Thankfully and finally, Australia’s Ombudsmen will be investigating the high rate of self harm in immigration detention and the role, responsibility and actions of British multinational Serco.
But, according to this report in today’s Australian by Paige Taylor, the contractor has little understanding of the conditions under which refugees find themselves (and where the government places them in often extended mandatory detention):
The security firm that is running immigration detention centres has warned that asylum-seekers are creating a “self-harm culture” to manipulate guards and use as a bargaining tool, according to a company memo obtained by The Australian.
Another Serco document, for the Christmas Island Immigration Detention Centre, shows incidents of self-harm are occurring daily despite efforts to ease tensions by reducing the number of detainees from more than 1800 in March to 611.
The revelations coincide with a decision to be announced today by commonwealth Ombudsman Allan Asher to launch an investigation into suicide and self-harm in immigration detention facilities. Mr Asher said a “significant issue of concern” relating to the mental health and wellbeing of detainees had arisen during visits by his staff to the Curtin, Leonora and Christmas Island facilities.
More than 1100 incidents of threatened or actual self-harm were reported in the immigration detention centres in 2010-11.
The Serco memo to its Christmas Island guards, dated May 31, tells them to be alert for abnormal behaviour. “Clients (detainees) are creating a self-harm culture, using self-harm as their bargaining tool,” the memo says.
Monash University psychiatry professor Louise Newman, who chairs a committee advising the Immigration Department on health and safety aspects of detention, said Serco’s memo indicated a lack of understanding about the nature and levels of mental distress in detention centres.
“Serco has obviously decided that these are politically motivated protests and they are not acknowledging that all these people are highly distressed,” she said.
“The truth of the matter is not (that) all of these protesters at the moment are mentally ill but they are at the end of their capacity to manage the situation.”
Professor Newman said it was not constructive to label self-harm as bad behaviour.

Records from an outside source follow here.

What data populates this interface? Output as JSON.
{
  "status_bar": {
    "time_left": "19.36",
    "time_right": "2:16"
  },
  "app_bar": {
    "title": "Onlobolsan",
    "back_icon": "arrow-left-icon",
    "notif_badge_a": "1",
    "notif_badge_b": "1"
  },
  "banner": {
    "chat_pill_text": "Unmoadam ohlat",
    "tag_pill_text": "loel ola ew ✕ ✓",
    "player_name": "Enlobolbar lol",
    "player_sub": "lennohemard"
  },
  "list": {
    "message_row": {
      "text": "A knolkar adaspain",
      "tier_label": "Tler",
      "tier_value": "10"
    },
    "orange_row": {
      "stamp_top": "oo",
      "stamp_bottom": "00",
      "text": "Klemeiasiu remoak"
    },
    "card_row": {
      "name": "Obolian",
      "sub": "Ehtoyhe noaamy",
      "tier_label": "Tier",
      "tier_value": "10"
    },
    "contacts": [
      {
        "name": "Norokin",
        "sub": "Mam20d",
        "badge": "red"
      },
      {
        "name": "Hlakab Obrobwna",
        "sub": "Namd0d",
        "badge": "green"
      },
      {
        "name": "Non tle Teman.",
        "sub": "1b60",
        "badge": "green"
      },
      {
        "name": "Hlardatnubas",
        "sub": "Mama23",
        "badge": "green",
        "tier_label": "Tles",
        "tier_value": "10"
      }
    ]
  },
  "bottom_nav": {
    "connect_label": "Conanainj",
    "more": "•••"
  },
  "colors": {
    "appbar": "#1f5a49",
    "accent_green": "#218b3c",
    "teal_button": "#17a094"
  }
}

A spokesman for the Immigration Department, who also responded for Serco, said self-harm did not have any effect on a detainee’s visa claim. He would not comment on the memo.
The Ombudsman’s findings are expected by the end of the year.